The last volcano to stand on this site before Mount Teide slid downwards around 200,000 years ago, to form the great Icod valley. It also left part of the walls of Las Cañadas and of the Roques de García as reminders of its existence.
The Canary Islands Teide National Park, a World Heritage Site, also contains other volcanoes, as well as an enormous variety of volcanic material, including black obsidian, glossy obsidian, white pumice, smooth lava streams and other rough rocks known locally as malpaíses [lava fields].
- Criterion VII: “Contain superlative natural phenomena or areas of exceptional natural beauty and aesthetic importance.”
The staggering beauty of the scenery is obvious to any visitor to this national park, whether seen from the viewing points positioned along the road that crosses the park, from its network of paths, or from La Rambleta, a wide, natural balcony at an altitude of 3,555 metres, which forms the upper terminus of the cable car ride, the Teide Cable Car.
Mount Teide’s natural heritage offers even more outstanding treasures
The Teide National Park is home to a unique collection of species.
The volcanic soil, the altitude and the extreme climate mean that many of the plants and animals that survive here are unique (such as the Teide violet, which even grows on the summit itself); pollinating insects that visit certain types of flowers in the park, or unique invertebrates from a particular volcanic cave.
Also in the Teide National Park, there can be found vestiges of Tenerife’s past.
For the Guanche people, who inhabited the island before the arrival of the Europeans, the present-day World Heritage Site in the Canary Islands was a sacred place, but also one that ensured their survival, as they would take their flocks onto Mount Teide in summer when pasture on the rest of the island was scarce. Evidence of their activity can be seen in the remains of shepherds’ huts, pottery, burial sites, and the centuries-old nomadic drovers’ paths and trails.
The most famous of these is the Camino de Chasna, which links the north and south of Tenerife, and which continued to be used for centuries by the island’s new inhabitants, for the movement of people, flocks and goods.
All this, and much more, in a space measuring barely 200 km² (18,990 hectares).

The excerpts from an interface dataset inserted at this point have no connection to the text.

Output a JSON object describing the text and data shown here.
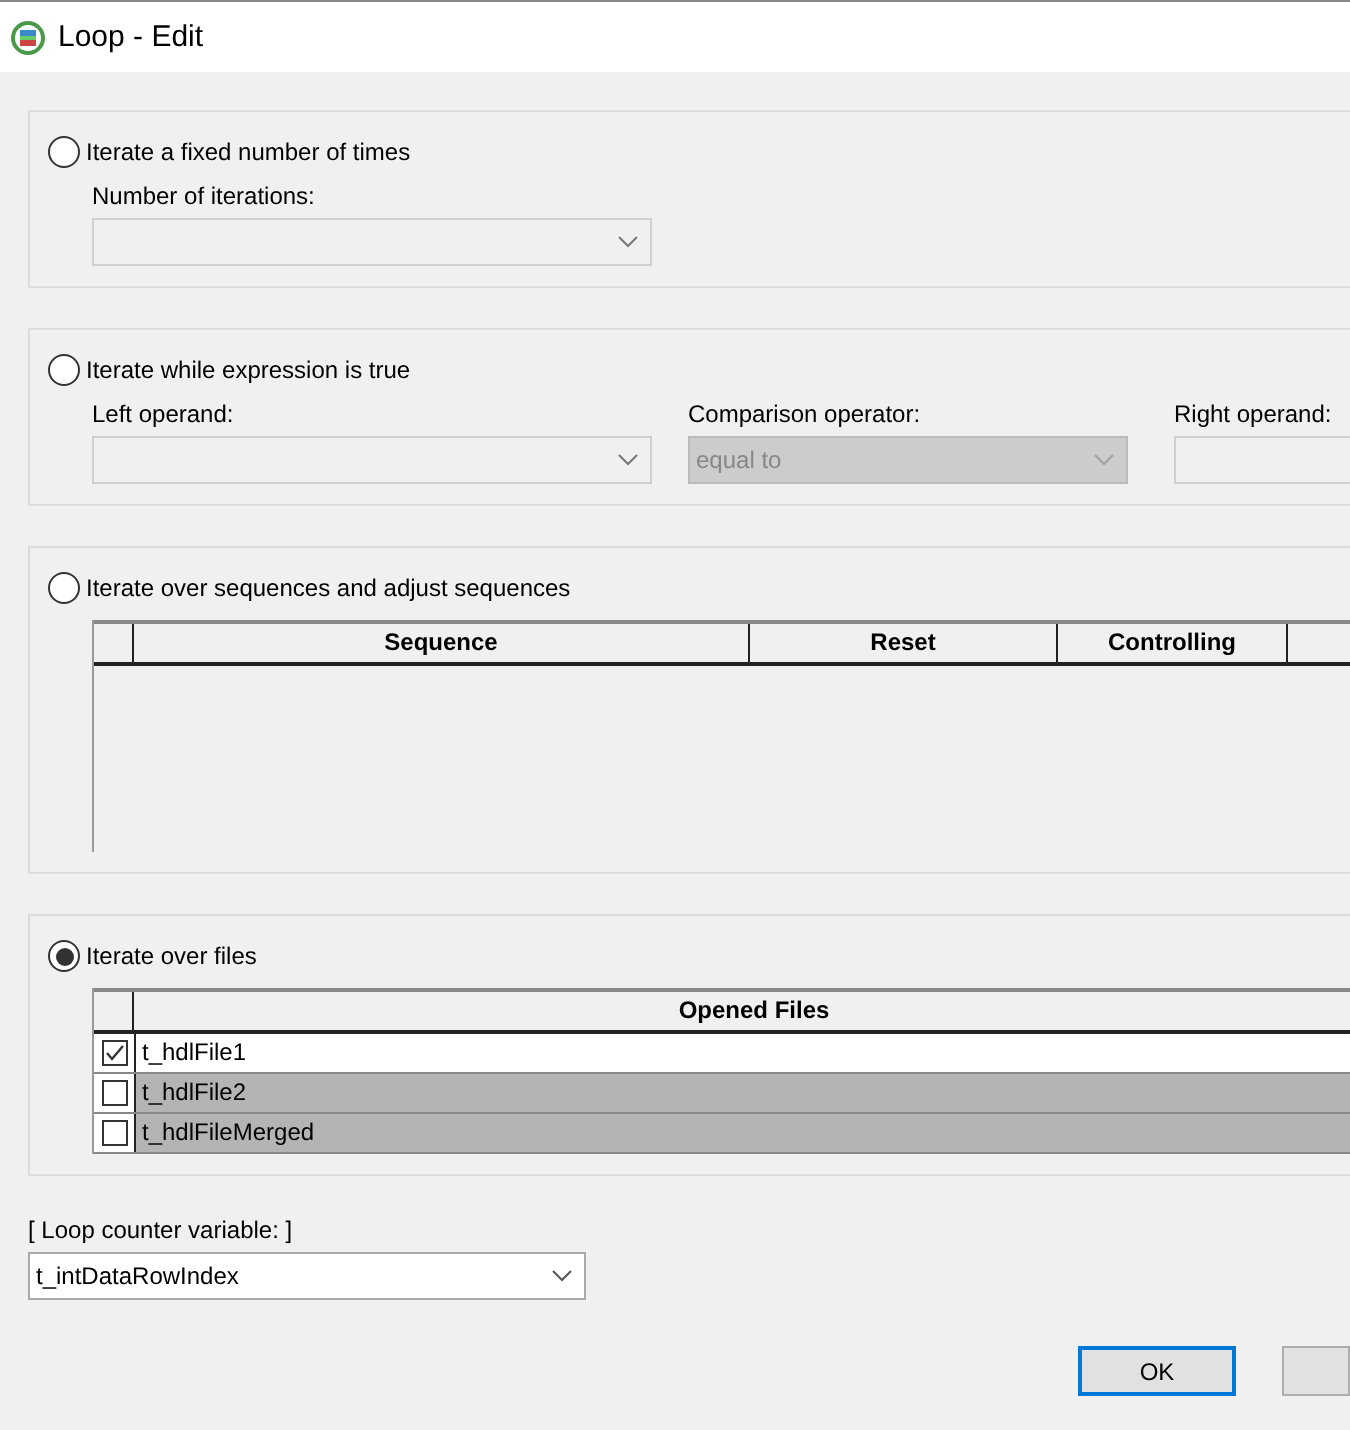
{
  "window": {
    "title": "Loop - Edit"
  },
  "options": [
    {
      "kind": "fixed",
      "label": "Iterate a fixed number of times",
      "selected": false,
      "fields": [
        {
          "label": "Number of iterations:",
          "disabled": false
        }
      ]
    },
    {
      "kind": "while",
      "label": "Iterate while expression is true",
      "selected": false,
      "fields": [
        {
          "label": "Left operand:",
          "disabled": false
        },
        {
          "label": "Comparison operator:",
          "value": "equal to",
          "disabled": true
        },
        {
          "label": "Right operand:",
          "disabled": false
        }
      ]
    },
    {
      "kind": "sequences",
      "label": "Iterate over sequences and adjust sequences",
      "selected": false,
      "columns": [
        "Sequence",
        "Reset",
        "Controlling"
      ]
    },
    {
      "kind": "files",
      "label": "Iterate over files",
      "selected": true,
      "columns": [
        "Opened Files"
      ],
      "rows": [
        {
          "name": "t_hdlFile1",
          "checked": true,
          "selected": false
        },
        {
          "name": "t_hdlFile2",
          "checked": false,
          "selected": true
        },
        {
          "name": "t_hdlFileMerged",
          "checked": false,
          "selected": true
        }
      ]
    }
  ],
  "counter": {
    "label": "[ Loop counter variable: ]",
    "value": "t_intDataRowIndex"
  },
  "buttons": [
    "OK"
  ]
}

The fact that Mount Teide has World Heritage status is a source of pride, but also of responsibility
To qualify for World Heritage status, a place must have outstanding natural and/or cultural value.
It is a great privilege that UNESCO has declared the Teide National Park a World Heritage Site. But we also have a duty to contribute to its conservation. Its rocks may be hard, but Mount Teide is a fragile place.
Simple things we can do to protect it include keeping to the signposted paths, not leaving behind any waste (including organic waste), and not removing any plants or rocks, however small.
Our admiration for Mount Teide should be demonstrated in our commitment to ensuring that it remains a wonderful place forever.
Article by María Mengual, an authority and reporter on our heritage.